Sir Ken Robinson delighted an over-capacity crowd last night. Here is a bouillon version of some of his major points.
We are alive in a time of revolution caused by the rapid rate of change in two major forces: technology and population.
He invited us to think about life 50 years ago and the technology tools available to most of us alive then: record player, radio, television, telephone. Compare this to the number of devices available at Best Buy. The inovations available in the past ten years are exponentially greater than those of the 1950′s. The rate of change in these innovations alters the very context of our lives.
The second major force is population growth. There have never been so many humans alive at the same time on this planet. And the numbers are still growing. As with all change, the challenge to any species (us) is to adapt.
Speaking primarily in the context of education, Sir Ken Robinson called for change in our national educational system that focuses on standardization and conformity rather than personalized education that is customized to prepare and motivate the imaginations all children (people) have, the creativity that all children (people) can cultivate, and the innovation that revolutionary rates of change demand if children (people) are to adapt and thrive.
He encouraged adults and children to find what it is that each of us is particularly drawn to, passionate about, the thing(s) we naturally do well – and to cultivate that activity. Not to ponder it, not to dream about it, but to do it. It is by the actions of each person, cultivating and practicing his or her particular creativity, that we can meet the human needs of the present and the future.
I warned you at the top that this was a bouillon version of my major take aways. I’ve captured none of Sir Ken’s wit, and that is a shame.
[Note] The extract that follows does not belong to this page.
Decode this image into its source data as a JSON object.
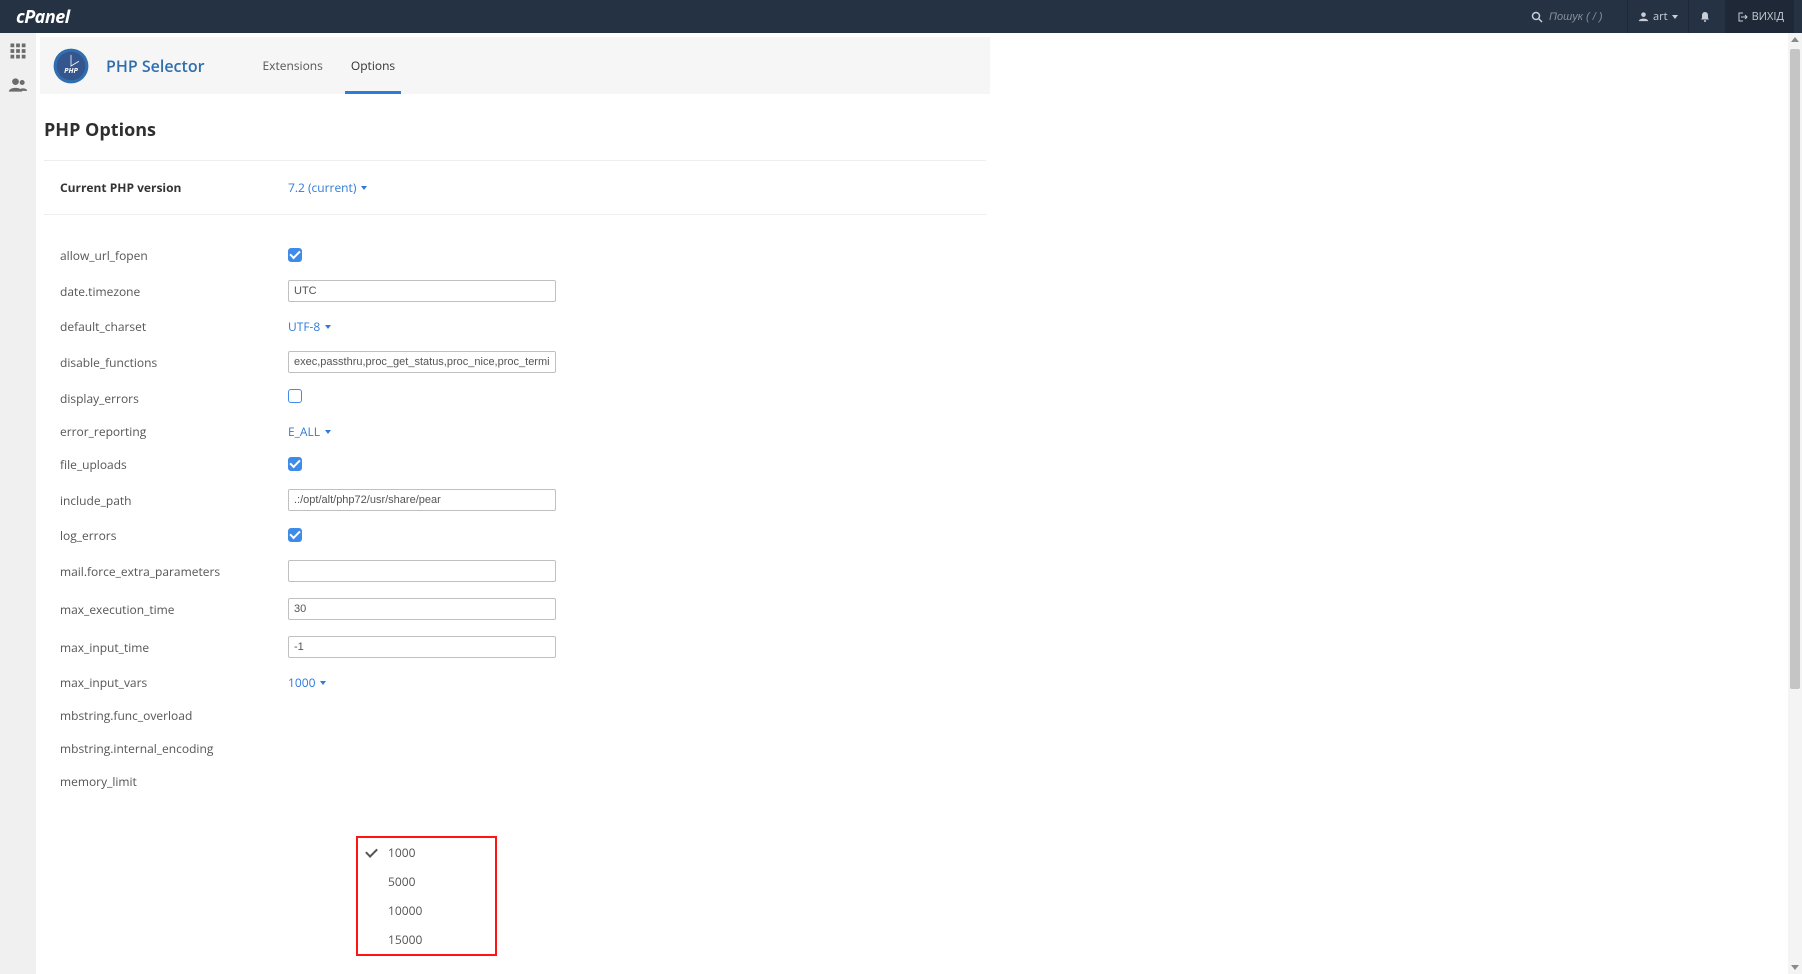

Read his books: Out of Our Minds and The Element. Check out his TED talks.
Many Trinity School people were in the crowd. What would you add to the conversation?